● **BRIEF**: Please copy the records exactly as they appear, with all pictures left out.

*** SOURCE MATERIAL ***

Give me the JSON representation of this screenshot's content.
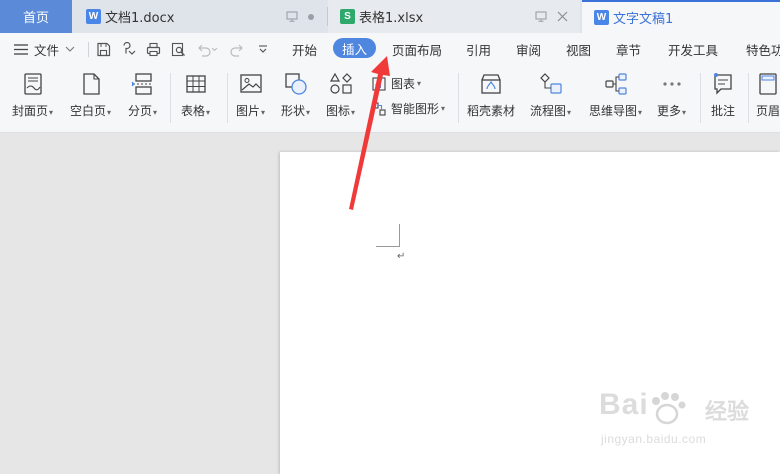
{
  "tabs": {
    "home": "首页",
    "doc1": "文档1.docx",
    "sheet1": "表格1.xlsx",
    "doc_active": "文字文稿1",
    "doc_letter": "W",
    "sheet_letter": "S"
  },
  "menu": {
    "file": "文件",
    "items": [
      "开始",
      "插入",
      "页面布局",
      "引用",
      "审阅",
      "视图",
      "章节",
      "开发工具",
      "特色功"
    ],
    "active": "插入"
  },
  "ribbon": {
    "cover": "封面页",
    "blank": "空白页",
    "page_break": "分页",
    "table": "表格",
    "picture": "图片",
    "shape": "形状",
    "icons": "图标",
    "chart": "图表",
    "smart_shape": "智能图形",
    "material": "稻壳素材",
    "flowchart": "流程图",
    "mindmap": "思维导图",
    "more": "更多",
    "comment": "批注",
    "header": "页眉"
  },
  "watermark": {
    "brand": "Bai",
    "brand_suffix": "经验",
    "url": "jingyan.baidu.com"
  },
  "colors": {
    "accent": "#4f86e0",
    "home_tab": "#5b8bd8",
    "arrow": "#f03a3a"
  }
}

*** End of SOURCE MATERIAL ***

● **SOLVED EXERCISE**:
Give me the JSON representation of this screenshot's content.
{
  "tabs": {
    "home": "首页",
    "doc1": "文档1.docx",
    "sheet1": "表格1.xlsx",
    "doc_active": "文字文稿1",
    "doc_letter": "W",
    "sheet_letter": "S"
  },
  "menu": {
    "file": "文件",
    "items": [
      "开始",
      "插入",
      "页面布局",
      "引用",
      "审阅",
      "视图",
      "章节",
      "开发工具",
      "特色功"
    ],
    "active": "插入"
  },
  "ribbon": {
    "cover": "封面页",
    "blank": "空白页",
    "page_break": "分页",
    "table": "表格",
    "picture": "图片",
    "shape": "形状",
    "icons": "图标",
    "chart": "图表",
    "smart_shape": "智能图形",
    "material": "稻壳素材",
    "flowchart": "流程图",
    "mindmap": "思维导图",
    "more": "更多",
    "comment": "批注",
    "header": "页眉"
  },
  "watermark": {
    "brand": "Bai",
    "brand_suffix": "经验",
    "url": "jingyan.baidu.com"
  },
  "colors": {
    "accent": "#4f86e0",
    "home_tab": "#5b8bd8",
    "arrow": "#f03a3a"
  }
}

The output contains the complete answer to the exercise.